Will iconic images recorded in the grooves of an ancient vase unite the Holy Land or rip it further apart?
A novel by Mark M. DeRobertis
Muhsin Muhabi is a Palestinian potter, descended from a long line of potters. His business is run from the same shop owned by his ancestors since the day his forebears moved to Nazareth. The region's conflict saw the death of his oldest son, and rogue terrorists are in the process of recruiting his youngest in their plot to assassinate the Pope and Israeli prime minister.
Professor Hiram Weiss is an art historian at Nazareth’s Bethel University. He is also a Shin Bet operative on special assignment. With the help of fellow agent, Captain Benny Mathias, he plans to destroy the gang responsible for the death of his wife and only child. He puts a bomb in the ancient vase he takes on loan from Muhsin’s Pottery Shop.
Mary Levin, the charming assistant to the director of Shin Bet, has lost a husband and most of her extended family to recurring wars and never-ending terrorism. She dedicates her life to the preservation of Israel, but to whom will she dedicate her heart - the brilliant professor from Bethel University - or the gallant captain who now leads Kidon?
Harvey Holmes, the Sherlock of Haunted Houses, is a Hollywood TV host whose reality show just flopped. When a Lebanese restaurant owner requests his ghost-hunting services, he believes the opportunity will resurrect his career. All he has to do is exorcise the ghosts that are haunting the restaurant. It happens to be located right across the street from Muhsin’s Pottery Shop.
Monday, October 26, 2015
Hatred for Guns Projected into my Stories
There's a couple shows, Bunraku, for instance, where the action takes place with no guns. That's because, in Bunraku, guns are outlawed. And now there's a new TV show coming soon, called Into the Badlands, where, like in Bunraku, guns are outlawed.
But in the real world, guns are prevalent. More than prevalent, actually, and society is surely paying the price for that prevalence. Movies, novels, and TV shows are reflecting that prevalence, often focusing on the price for that prevalence.
I hate the price that's being paid for that prevalence, although, fortunately, that price has not affected me personally, and I hope that remains true. Nevertheless, I have projected my own personal hatred for guns onto the main character in my Killer Series.

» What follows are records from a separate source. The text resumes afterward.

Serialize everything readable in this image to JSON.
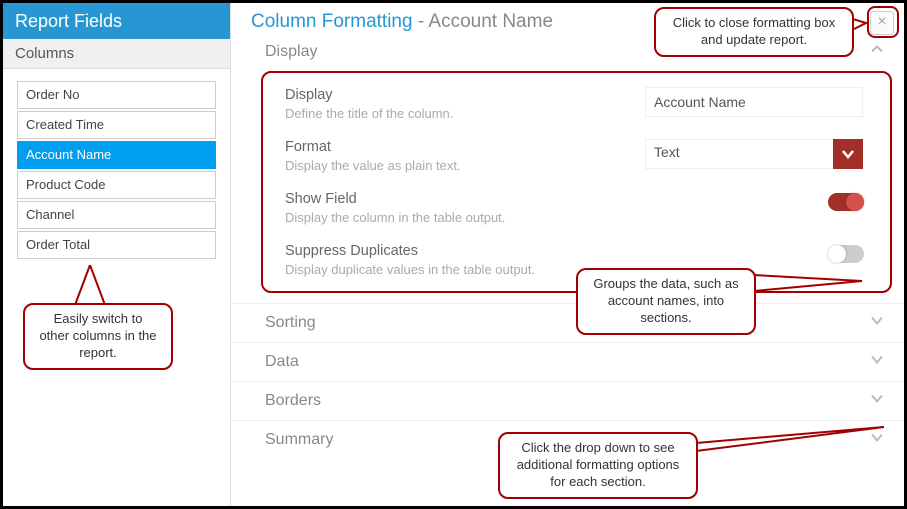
{
  "sidebar": {
    "header": "Report Fields",
    "sub": "Columns",
    "items": [
      {
        "label": "Order No"
      },
      {
        "label": "Created Time"
      },
      {
        "label": "Account Name",
        "active": true
      },
      {
        "label": "Product Code"
      },
      {
        "label": "Channel"
      },
      {
        "label": "Order Total"
      }
    ]
  },
  "main": {
    "title_blue": "Column Formatting",
    "title_sep": " - ",
    "title_grey": "Account Name"
  },
  "display_section": {
    "header": "Display",
    "rows": {
      "display": {
        "label": "Display",
        "desc": "Define the title of the column.",
        "value": "Account Name"
      },
      "format": {
        "label": "Format",
        "desc": "Display the value as plain text.",
        "value": "Text"
      },
      "show_field": {
        "label": "Show Field",
        "desc": "Display the column in the table output."
      },
      "suppress": {
        "label": "Suppress Duplicates",
        "desc": "Display duplicate values in the table output."
      }
    }
  },
  "sections": {
    "sorting": "Sorting",
    "data": "Data",
    "borders": "Borders",
    "summary": "Summary"
  },
  "callouts": {
    "close": "Click to close formatting box and update report.",
    "suppress": "Groups the data, such as account names, into sections.",
    "sidebar": "Easily switch to other columns in the report.",
    "section": "Click the drop down to see additional formatting options for each section."
  }
}
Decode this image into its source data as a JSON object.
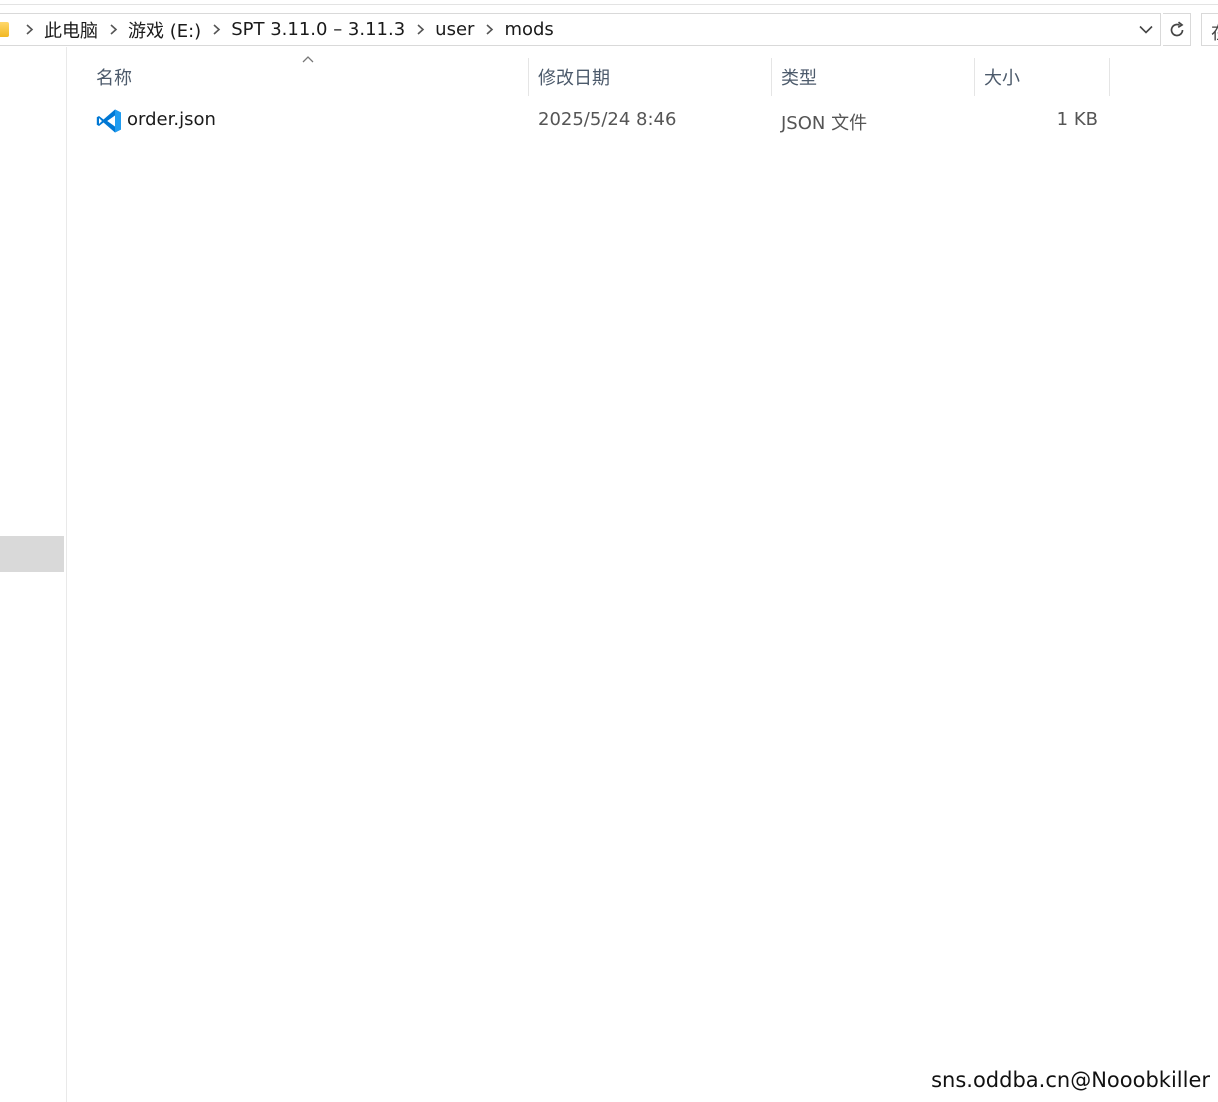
{
  "address": {
    "breadcrumbs": [
      "此电脑",
      "游戏 (E:)",
      "SPT 3.11.0 – 3.11.3",
      "user",
      "mods"
    ]
  },
  "search": {
    "partial_text": "在"
  },
  "columns": {
    "name": "名称",
    "date": "修改日期",
    "type": "类型",
    "size": "大小"
  },
  "files": [
    {
      "name": "order.json",
      "date": "2025/5/24 8:46",
      "type": "JSON 文件",
      "size": "1 KB",
      "icon": "vscode-icon"
    }
  ],
  "watermark": "sns.oddba.cn@Nooobkiller",
  "colors": {
    "vscode_blue": "#0078d4",
    "folder_yellow": "#f2b823"
  }
}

In Book One, Killer of Killers, Trent Smith never uses a gun. He is a deadly martial artist who can kill with his bare hands. He makes one comment in the story when he disarms a bad guy, and tosses the gun and knife away. "Guns and knives...weapons of cowards." That was the only allusion to his feelings about guns in the entire book, other than the fact that he never uses one.
In Book Two, I don't think Trent makes any comments about guns, but he still never uses a gun. He is forced to use a katana, however, and he just happens to be an expert. Being trained in Japan, that is a very realistic development. He's a master at Kendo, which is the art of using a katana. The fact that Trent Smith holds the rank of Judan automatically suggests he's a master with a katana, and he most certainly is.
But when it comes to guns, in Book Three, which is a WIP right now, I do put in there that Trent wishes guns had never been invented. Now I'm not so extreme in that belief, personally, but I do wish guns were limited to the military and police. I don't think 'Johnny Average' needs a gun. I don't believe in hunting, either, btw. I don't recognize the "sport" in shooting an animal that's grazing, and/or minding its own business in an area where it's at home. But the world is the way it is, and all I can do about it is write great stories. And that's all I'll ever be able to do.